======== Entries provided ========
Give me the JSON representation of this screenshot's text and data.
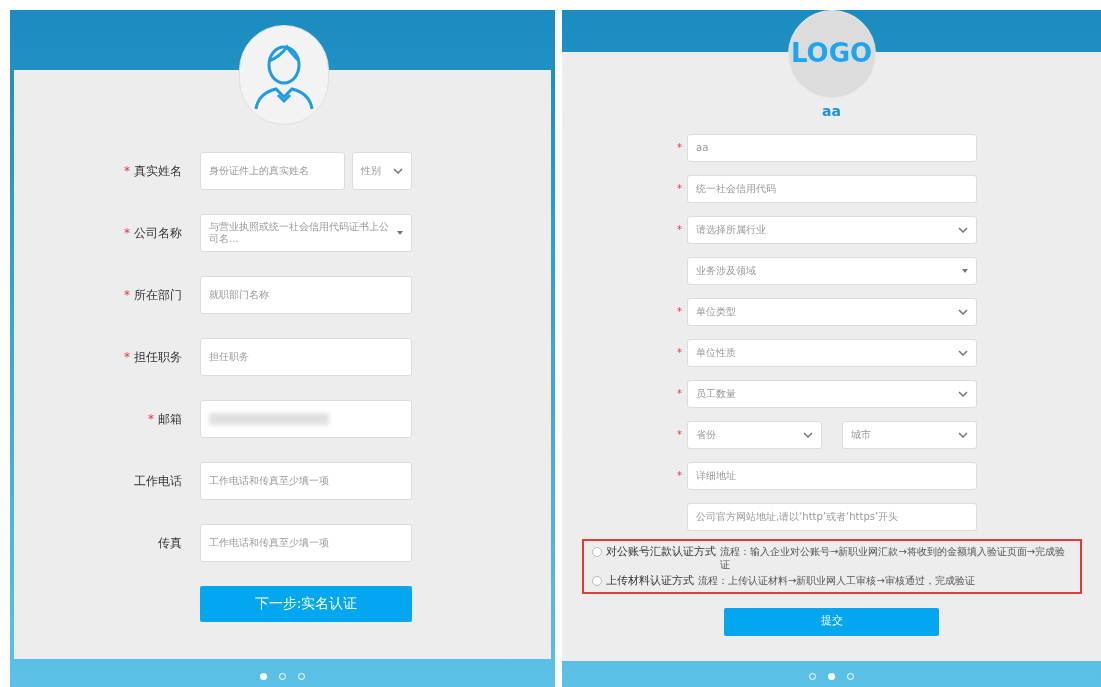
{
  "left": {
    "fields": [
      {
        "label": "真实姓名",
        "marker": "*",
        "kind": "name_gender",
        "placeholder": "身份证件上的真实姓名",
        "select": "性别"
      },
      {
        "label": "公司名称",
        "marker": "*",
        "kind": "combo",
        "placeholder": "与营业执照或统一社会信用代码证书上公司名..."
      },
      {
        "label": "所在部门",
        "marker": "*",
        "kind": "text",
        "placeholder": "就职部门名称"
      },
      {
        "label": "担任职务",
        "marker": "*",
        "kind": "text",
        "placeholder": "担任职务"
      },
      {
        "label": "邮箱",
        "marker": "*",
        "kind": "redacted"
      },
      {
        "label": "工作电话",
        "kind": "text",
        "placeholder": "工作电话和传真至少填一项"
      },
      {
        "label": "传真",
        "kind": "text",
        "placeholder": "工作电话和传真至少填一项"
      }
    ],
    "button": "下一步:实名认证",
    "pager": [
      {
        "selected": true
      },
      {
        "selected": false
      },
      {
        "selected": false
      }
    ]
  },
  "right": {
    "logo": "LOGO",
    "company": "aa",
    "fields": [
      {
        "marker": "*",
        "kind": "text",
        "value": "aa"
      },
      {
        "marker": "*",
        "kind": "text",
        "placeholder": "统一社会信用代码"
      },
      {
        "marker": "*",
        "kind": "select",
        "placeholder": "请选择所属行业"
      },
      {
        "kind": "combo",
        "placeholder": "业务涉及领域"
      },
      {
        "marker": "*",
        "kind": "select",
        "placeholder": "单位类型"
      },
      {
        "marker": "*",
        "kind": "select",
        "placeholder": "单位性质"
      },
      {
        "marker": "*",
        "kind": "select",
        "placeholder": "员工数量"
      },
      {
        "marker": "*",
        "kind": "pair",
        "placeholder": "省份",
        "second": "城市"
      },
      {
        "marker": "*",
        "kind": "text",
        "placeholder": "详细地址"
      },
      {
        "kind": "text",
        "placeholder": "公司官方网站地址,请以‘http’或者‘https’开头"
      }
    ],
    "verification": [
      {
        "title": "对公账号汇款认证方式",
        "description": "流程：输入企业对公账号→新职业网汇款→将收到的金额填入验证页面→完成验证",
        "selected": false
      },
      {
        "title": "上传材料认证方式",
        "description": "流程：上传认证材料→新职业网人工审核→审核通过，完成验证",
        "selected": false
      }
    ],
    "submit": "提交",
    "pager": [
      {
        "selected": false
      },
      {
        "selected": true
      },
      {
        "selected": false
      }
    ]
  }
}
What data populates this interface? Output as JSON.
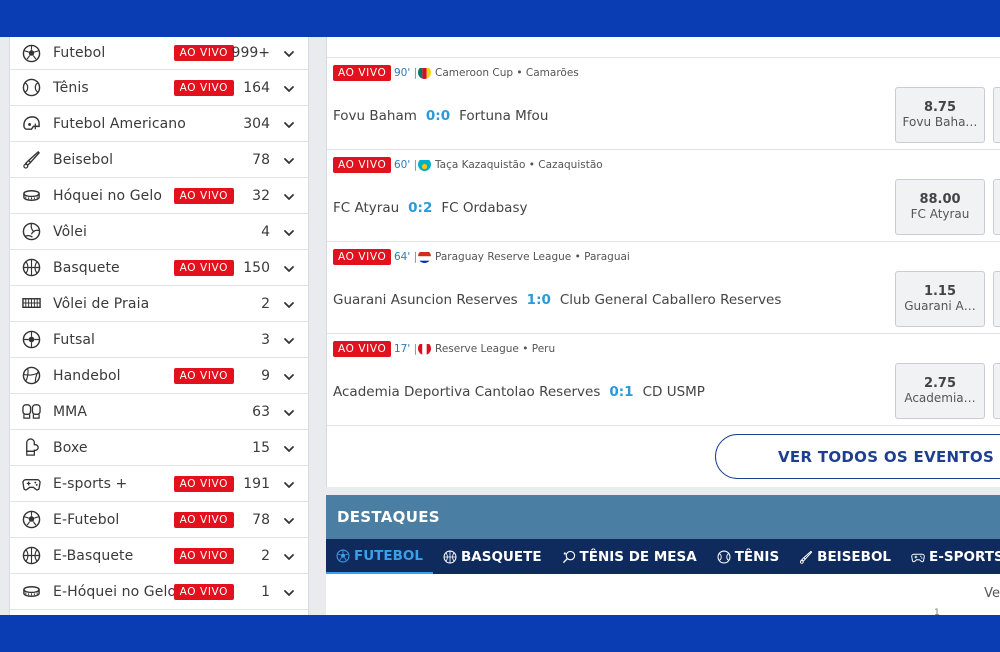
{
  "sidebar": {
    "live_label": "AO VIVO",
    "items": [
      {
        "name": "Futebol",
        "icon": "soccer-ball-icon",
        "live": true,
        "count": "999+"
      },
      {
        "name": "Tênis",
        "icon": "tennis-ball-icon",
        "live": true,
        "count": "164"
      },
      {
        "name": "Futebol Americano",
        "icon": "football-helmet-icon",
        "live": false,
        "count": "304"
      },
      {
        "name": "Beisebol",
        "icon": "baseball-bat-icon",
        "live": false,
        "count": "78"
      },
      {
        "name": "Hóquei no Gelo",
        "icon": "hockey-puck-icon",
        "live": true,
        "count": "32"
      },
      {
        "name": "Vôlei",
        "icon": "volleyball-icon",
        "live": false,
        "count": "4"
      },
      {
        "name": "Basquete",
        "icon": "basketball-icon",
        "live": true,
        "count": "150"
      },
      {
        "name": "Vôlei de Praia",
        "icon": "beach-volley-net-icon",
        "live": false,
        "count": "2"
      },
      {
        "name": "Futsal",
        "icon": "futsal-ball-icon",
        "live": false,
        "count": "3"
      },
      {
        "name": "Handebol",
        "icon": "handball-icon",
        "live": true,
        "count": "9"
      },
      {
        "name": "MMA",
        "icon": "mma-gloves-icon",
        "live": false,
        "count": "63"
      },
      {
        "name": "Boxe",
        "icon": "boxing-glove-icon",
        "live": false,
        "count": "15"
      },
      {
        "name": "E-sports +",
        "icon": "gamepad-icon",
        "live": true,
        "count": "191"
      },
      {
        "name": "E-Futebol",
        "icon": "soccer-ball-icon",
        "live": true,
        "count": "78"
      },
      {
        "name": "E-Basquete",
        "icon": "basketball-icon",
        "live": true,
        "count": "2"
      },
      {
        "name": "E-Hóquei no Gelo",
        "icon": "hockey-puck-icon",
        "live": true,
        "count": "1"
      }
    ]
  },
  "events": [
    {
      "live": "AO VIVO",
      "minute": "90'",
      "flag": "cameroon",
      "league": "Cameroon Cup  •  Camarões",
      "home": "Fovu Baham",
      "score": "0:0",
      "away": "Fortuna Mfou",
      "odd": "8.75",
      "odd_label": "Fovu Baha…"
    },
    {
      "live": "AO VIVO",
      "minute": "60'",
      "flag": "kazakhstan",
      "league": "Taça Kazaquistão  •  Cazaquistão",
      "home": "FC Atyrau",
      "score": "0:2",
      "away": "FC Ordabasy",
      "odd": "88.00",
      "odd_label": "FC Atyrau"
    },
    {
      "live": "AO VIVO",
      "minute": "64'",
      "flag": "paraguay",
      "league": "Paraguay Reserve League  •  Paraguai",
      "home": "Guarani Asuncion Reserves",
      "score": "1:0",
      "away": "Club General Caballero Reserves",
      "odd": "1.15",
      "odd_label": "Guarani A…"
    },
    {
      "live": "AO VIVO",
      "minute": "17'",
      "flag": "peru",
      "league": "Reserve League  •  Peru",
      "home": "Academia Deportiva Cantolao Reserves",
      "score": "0:1",
      "away": "CD USMP",
      "odd": "2.75",
      "odd_label": "Academia…"
    }
  ],
  "all_events_label": "VER TODOS OS EVENTOS",
  "highlights": {
    "title": "DESTAQUES",
    "tabs": [
      {
        "label": "FUTEBOL",
        "icon": "soccer-ball-icon",
        "active": true
      },
      {
        "label": "BASQUETE",
        "icon": "basketball-icon",
        "active": false
      },
      {
        "label": "TÊNIS DE MESA",
        "icon": "table-tennis-icon",
        "active": false
      },
      {
        "label": "TÊNIS",
        "icon": "tennis-ball-icon",
        "active": false
      },
      {
        "label": "BEISEBOL",
        "icon": "baseball-bat-icon",
        "active": false
      },
      {
        "label": "E-SPORTS +",
        "icon": "gamepad-icon",
        "active": false
      }
    ],
    "below_text": "Ve",
    "below_num": "1"
  },
  "colors": {
    "brand_blue": "#0a3cb4",
    "live_red": "#e1121d",
    "score_blue": "#2a9bd8",
    "highlight_bar": "#4a7fa3",
    "tab_bar": "#0f2a5c"
  }
}
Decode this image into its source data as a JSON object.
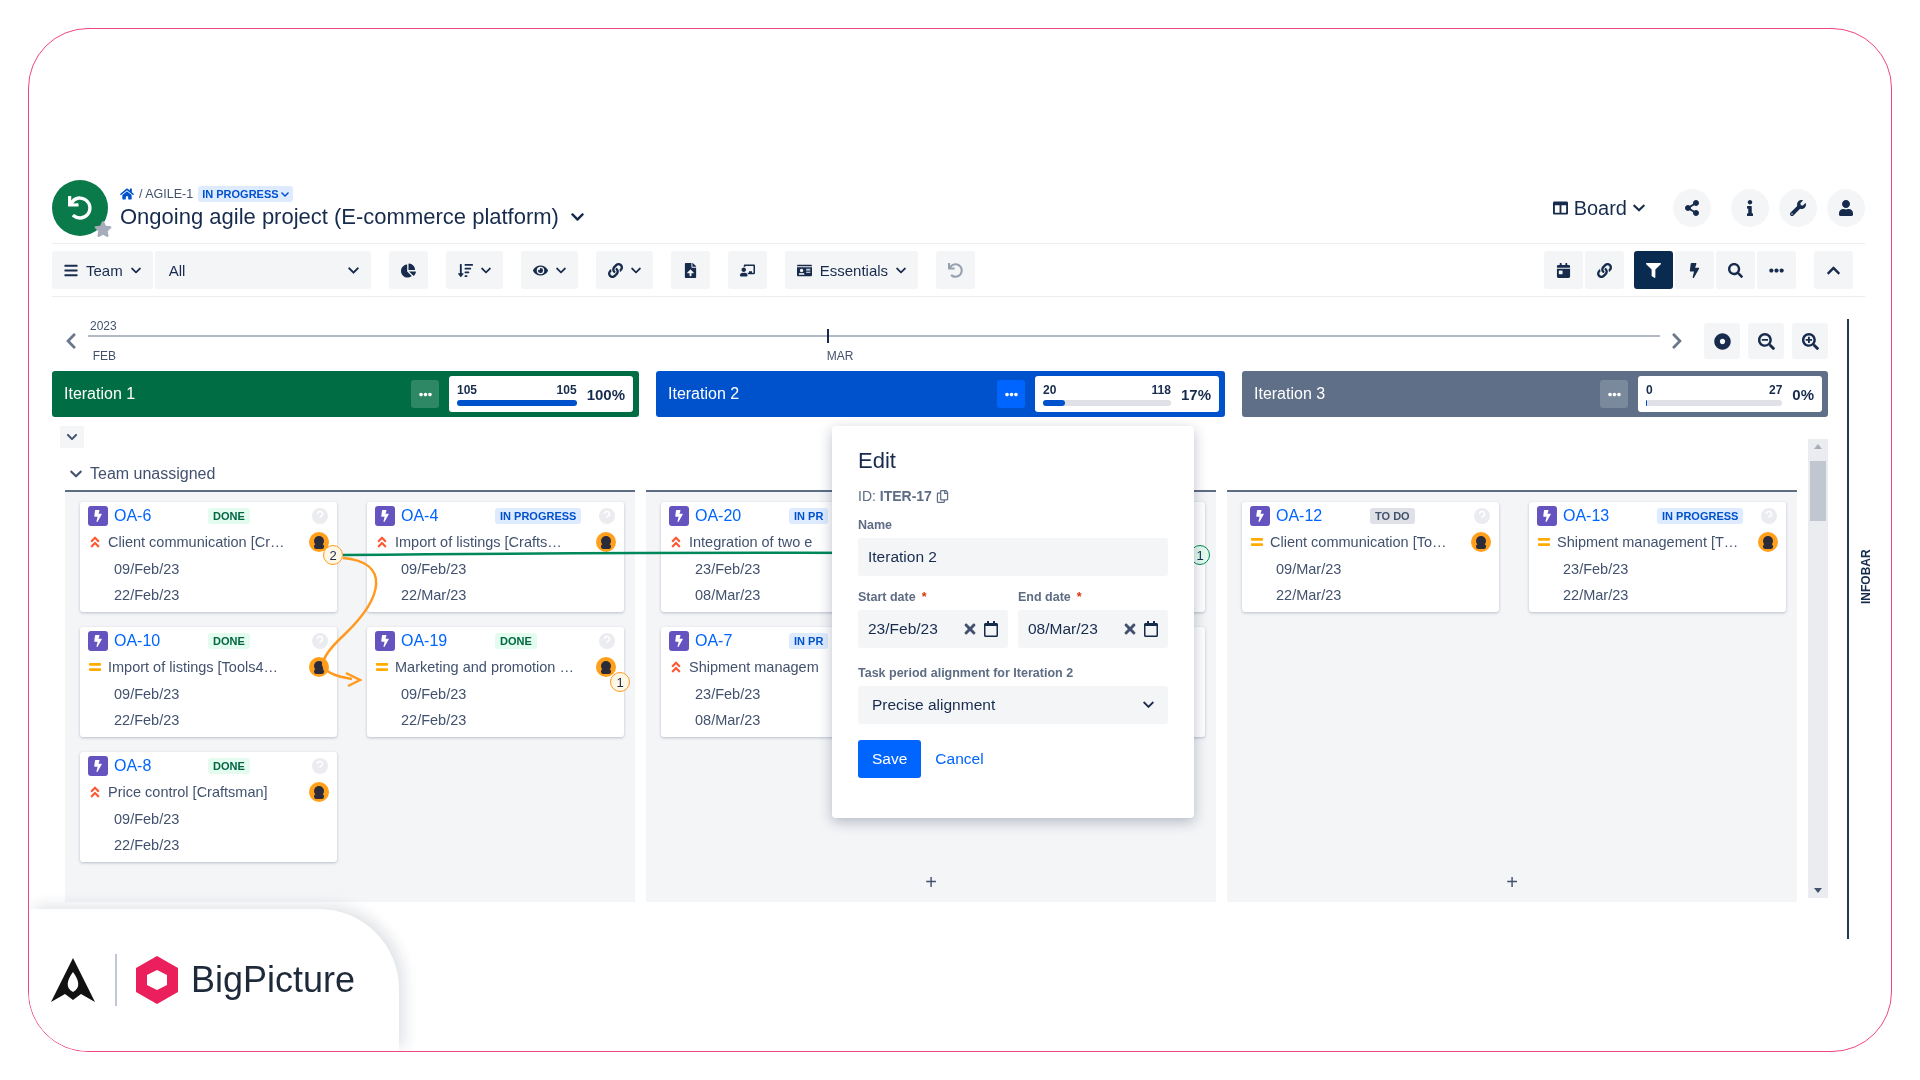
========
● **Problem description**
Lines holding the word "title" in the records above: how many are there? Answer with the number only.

● **Reply**
3